Many thanks to fibernations for helping feed my quiz addiction.
You are Mohair. You are a warm and fuzzy type who works well with
others, doing your
share without being too
weighty. You can be stubborn and absolutely
refuse to change your position once it is set,
but that's okay since you are good at covering
up your mistakes.
What Kind Of Yarn are You?
I made it onto the boat yesterday! Turns out they are always full for campers, but they can generally fit you in for just the day. There were only 2 other daytrippers on my ferry, so naturally we got to talking after disambarking. We talked about what brought us out here, what kind of a trip we are on, all that sort of vacationy talk. I was pretty floored when it came out that the woman was driving around the US by herself for a year!
Later she told me of how shocked Canadians are when they hear about what she's doing. Not at the fact that she's a woman on her own, but she's an American woman on her own. American women don't do that sort of thing, they protested. What are you talking about, she said, I'm doing it! I thought for a while, and pointed out that besides myself, had she ever met or heard of any other American woman doing this?
Cumberland Island was stunning. A school of dolphins ushered us out of the harbor on the way out, a good omen if I've ever seen one. The first thing I saw when we got off was a long dirt road stretching out under ancient oaks with spanish moss dripping from them.
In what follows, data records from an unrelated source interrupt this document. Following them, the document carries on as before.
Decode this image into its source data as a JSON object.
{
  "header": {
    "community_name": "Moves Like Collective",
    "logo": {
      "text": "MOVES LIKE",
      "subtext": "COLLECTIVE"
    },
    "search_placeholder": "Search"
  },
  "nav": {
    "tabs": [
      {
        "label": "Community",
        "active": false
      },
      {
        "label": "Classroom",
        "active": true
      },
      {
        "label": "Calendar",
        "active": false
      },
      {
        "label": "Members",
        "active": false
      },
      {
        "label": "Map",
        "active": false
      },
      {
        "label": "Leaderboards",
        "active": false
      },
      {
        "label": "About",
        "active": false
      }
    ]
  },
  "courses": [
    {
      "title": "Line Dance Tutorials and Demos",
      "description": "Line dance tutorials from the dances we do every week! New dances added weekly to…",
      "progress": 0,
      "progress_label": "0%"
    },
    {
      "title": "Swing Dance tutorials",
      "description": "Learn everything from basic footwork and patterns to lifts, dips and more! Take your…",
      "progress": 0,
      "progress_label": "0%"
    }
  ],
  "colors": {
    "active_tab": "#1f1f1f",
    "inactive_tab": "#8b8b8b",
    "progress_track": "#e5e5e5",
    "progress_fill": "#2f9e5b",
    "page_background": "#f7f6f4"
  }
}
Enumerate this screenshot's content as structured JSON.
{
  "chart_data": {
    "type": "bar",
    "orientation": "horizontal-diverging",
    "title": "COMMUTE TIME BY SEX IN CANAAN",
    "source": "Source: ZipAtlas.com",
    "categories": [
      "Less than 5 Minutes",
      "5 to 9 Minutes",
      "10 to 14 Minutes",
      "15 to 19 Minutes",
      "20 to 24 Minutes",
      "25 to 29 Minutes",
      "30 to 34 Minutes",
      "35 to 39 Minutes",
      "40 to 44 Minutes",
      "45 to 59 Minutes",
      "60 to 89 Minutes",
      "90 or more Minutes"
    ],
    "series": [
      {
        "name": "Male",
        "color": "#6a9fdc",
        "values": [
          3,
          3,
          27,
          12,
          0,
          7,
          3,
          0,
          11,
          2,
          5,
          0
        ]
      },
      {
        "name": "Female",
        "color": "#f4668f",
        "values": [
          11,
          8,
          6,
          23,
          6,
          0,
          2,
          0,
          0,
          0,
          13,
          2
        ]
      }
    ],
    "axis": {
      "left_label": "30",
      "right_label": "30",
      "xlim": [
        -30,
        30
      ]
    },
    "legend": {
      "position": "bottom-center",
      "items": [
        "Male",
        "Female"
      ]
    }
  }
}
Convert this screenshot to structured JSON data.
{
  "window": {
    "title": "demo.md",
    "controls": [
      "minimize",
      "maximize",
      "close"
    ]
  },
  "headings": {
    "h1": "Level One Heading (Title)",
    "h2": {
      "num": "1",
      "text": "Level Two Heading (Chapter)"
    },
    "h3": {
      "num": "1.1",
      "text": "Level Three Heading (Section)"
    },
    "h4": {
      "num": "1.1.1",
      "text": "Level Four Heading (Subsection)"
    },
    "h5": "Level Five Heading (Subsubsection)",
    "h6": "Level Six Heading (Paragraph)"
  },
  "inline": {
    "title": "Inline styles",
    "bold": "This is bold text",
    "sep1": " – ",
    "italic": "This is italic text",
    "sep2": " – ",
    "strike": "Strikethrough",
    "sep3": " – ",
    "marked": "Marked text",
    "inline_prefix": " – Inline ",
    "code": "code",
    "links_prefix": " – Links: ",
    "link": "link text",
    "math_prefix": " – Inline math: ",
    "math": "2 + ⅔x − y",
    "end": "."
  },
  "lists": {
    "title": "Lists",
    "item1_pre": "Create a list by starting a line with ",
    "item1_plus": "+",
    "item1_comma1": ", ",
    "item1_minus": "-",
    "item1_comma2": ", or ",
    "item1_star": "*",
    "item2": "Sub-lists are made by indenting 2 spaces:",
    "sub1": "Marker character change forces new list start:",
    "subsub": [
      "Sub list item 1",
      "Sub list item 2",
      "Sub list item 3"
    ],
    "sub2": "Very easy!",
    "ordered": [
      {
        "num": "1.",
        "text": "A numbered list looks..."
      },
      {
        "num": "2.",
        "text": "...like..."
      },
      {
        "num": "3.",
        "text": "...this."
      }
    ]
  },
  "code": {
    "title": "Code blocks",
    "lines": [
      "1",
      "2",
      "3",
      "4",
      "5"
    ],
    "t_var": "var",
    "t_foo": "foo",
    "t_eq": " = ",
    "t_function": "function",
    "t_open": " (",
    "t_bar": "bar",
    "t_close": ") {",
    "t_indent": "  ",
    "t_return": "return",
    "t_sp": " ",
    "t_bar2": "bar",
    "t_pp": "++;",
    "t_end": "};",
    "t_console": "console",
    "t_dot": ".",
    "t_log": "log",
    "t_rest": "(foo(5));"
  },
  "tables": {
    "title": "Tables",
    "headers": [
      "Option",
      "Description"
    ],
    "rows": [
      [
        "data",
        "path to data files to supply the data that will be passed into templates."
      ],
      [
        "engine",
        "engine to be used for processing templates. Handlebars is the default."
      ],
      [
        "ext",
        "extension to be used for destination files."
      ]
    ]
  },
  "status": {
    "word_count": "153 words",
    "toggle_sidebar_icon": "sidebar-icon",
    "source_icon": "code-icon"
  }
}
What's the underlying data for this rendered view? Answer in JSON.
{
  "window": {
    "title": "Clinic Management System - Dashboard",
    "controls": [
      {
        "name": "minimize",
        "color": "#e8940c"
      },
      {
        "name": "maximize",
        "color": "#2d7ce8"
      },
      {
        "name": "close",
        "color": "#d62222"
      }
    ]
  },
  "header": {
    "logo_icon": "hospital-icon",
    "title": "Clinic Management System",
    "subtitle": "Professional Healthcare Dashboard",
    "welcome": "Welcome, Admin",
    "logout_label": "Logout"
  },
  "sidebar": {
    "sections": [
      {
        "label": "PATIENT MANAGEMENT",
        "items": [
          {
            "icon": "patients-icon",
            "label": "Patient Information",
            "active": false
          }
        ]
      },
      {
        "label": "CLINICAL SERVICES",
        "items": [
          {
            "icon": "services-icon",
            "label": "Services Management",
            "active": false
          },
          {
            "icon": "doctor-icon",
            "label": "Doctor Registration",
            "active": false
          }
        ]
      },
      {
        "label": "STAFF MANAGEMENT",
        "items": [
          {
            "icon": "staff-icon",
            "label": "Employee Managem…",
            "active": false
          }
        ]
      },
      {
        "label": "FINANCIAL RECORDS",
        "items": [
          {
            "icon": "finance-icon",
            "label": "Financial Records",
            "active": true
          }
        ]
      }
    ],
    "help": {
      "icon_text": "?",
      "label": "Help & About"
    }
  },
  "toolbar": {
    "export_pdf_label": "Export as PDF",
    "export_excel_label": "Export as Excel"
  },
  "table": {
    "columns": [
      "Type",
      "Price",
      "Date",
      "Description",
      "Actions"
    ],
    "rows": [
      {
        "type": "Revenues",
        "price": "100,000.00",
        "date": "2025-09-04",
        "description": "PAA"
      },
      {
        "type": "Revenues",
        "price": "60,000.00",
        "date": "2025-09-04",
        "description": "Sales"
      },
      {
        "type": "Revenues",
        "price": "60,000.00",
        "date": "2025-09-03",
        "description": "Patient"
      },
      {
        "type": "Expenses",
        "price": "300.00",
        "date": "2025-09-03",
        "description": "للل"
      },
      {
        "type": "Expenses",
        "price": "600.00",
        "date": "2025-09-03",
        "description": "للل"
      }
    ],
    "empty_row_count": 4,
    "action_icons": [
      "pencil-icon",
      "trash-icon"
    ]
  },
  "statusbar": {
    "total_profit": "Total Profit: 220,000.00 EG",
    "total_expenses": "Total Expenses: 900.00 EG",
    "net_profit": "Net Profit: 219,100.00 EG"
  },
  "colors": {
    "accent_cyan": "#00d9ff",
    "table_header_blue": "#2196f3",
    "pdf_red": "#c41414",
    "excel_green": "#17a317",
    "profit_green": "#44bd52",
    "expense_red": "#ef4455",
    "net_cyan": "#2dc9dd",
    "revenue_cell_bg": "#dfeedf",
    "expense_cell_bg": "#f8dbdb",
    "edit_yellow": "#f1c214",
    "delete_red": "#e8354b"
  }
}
It was a little gloomy at this point; the storm clouds were threatening, and the weather report was predicting thunderstorms by afternoon. It was perfect weather for viewing ruins.
Dungeness was a mansion used by a Carnegie brother. In its day, it must have been stunning; along the lines of Hearst Castle. Maybe not quite that grand, but trying hard. Today, I think it's even more stunning. A fire destroyed most of the building in the 20's, and now there are just towering walls covered in greenery, wrought iron grids looking more like dungeon windows than I'm sure they were meant to, and crumbling chimneys. The cement stairs leading up to it are untouched, as is the fountain in the rear. The rec center a short ways off, though untouched by the fire, is a crumbled mass of ruin now as well.
What with the gloomy weather and the tropical overgrown surroundings, I was in heaven just poking around. After a while, I continued wandering down the path to the beach. And what a beach! Miles and miles of pristine sand, with not a soul in sight for miles. I walked and walked, pacing a fishing boat off the coast that was swarming with seabirds. It was just after high tide, so there were hundreds and hundreds of intact shells everywhere, along with starfish, sea cucumbers, and one unfortunate horseshoe crab tangled in a net that had washed ashore. I'd seen their empty shells all along the way, but this was a whole, live guy. He looked like an alien, all black under his orange shell, with thousands and thousands of legs waving in the air, and a pointy tail whipping around angrily. A pair of hikers were just in the process of rescuing the little guy, so, happily, I just got to watch and didn't have to touch.
I walked farther down the beach, and came to the place where my map ended. Then I walked a little bit more, as I wasn't ready to turn around just yet. I had my knitting and a book, but I just wanted to keep wandering. So I turned inland after a while, and wandered in the interior jungle. Coming to an intersection, I decided it was time to wander back, so I chose the familiar path, the one that would take me back. And it was just about then that I nearly stepped on my first armadillo.
Well, this was clearly a sign. I turned down the path that he was on, and started wandering some more. I counted 15 armadillos by the end of my journey. He also led me to an airstrip, the historic Stafford house, about a dozen of the famous wild horses no less than a 10 feet away in the underbrush, until finally I came to the Island Wilderness area. At that point, I had to admit that I wasn't going to come to a road going my direction, and that I was headed precisely the wrong way.
So I wandered on back the way I had come, wandering a little bit faster since I had no earthly idea where I was and where the ferry dock was in relation to me. I finally found the main road, Greyfield (really not as exciting as I hoped), and the dock. An hour early. Oh well, that gave me time to take my shoes off and lie down for a while.
Today my muscles are screaming at me for walking about 3 times further than I really should have, but it was worth every ache. I had a great time.
The night before last I was sick and tired of all this shit, and planning my return trip. Yesterday morning I decided I still haven't had a job on a lobster boat off the coast of Maine, so naturally, I have to keep on
It's always hardest at night, though. I can coax myself into having a wonderful time, especially if I am out there moving and exploring, but at night, cozying up in a cold parking lot that looks just like every other parking lot I've ever seen, it's hard to convince myself that this is worth it. Still, the thought of having a job on the Atlantic is pulling me on. And touring with Rachael in April. And the girls' wedding in Vermont in May. So really, I've got enough to keep me out here for a while. And after all that, I can always hightail it home on my now empty credit cards.
Sorry, needed a little pep talk there. Actually I needed the pep talk a couple nights ago, but I just found it yesterday.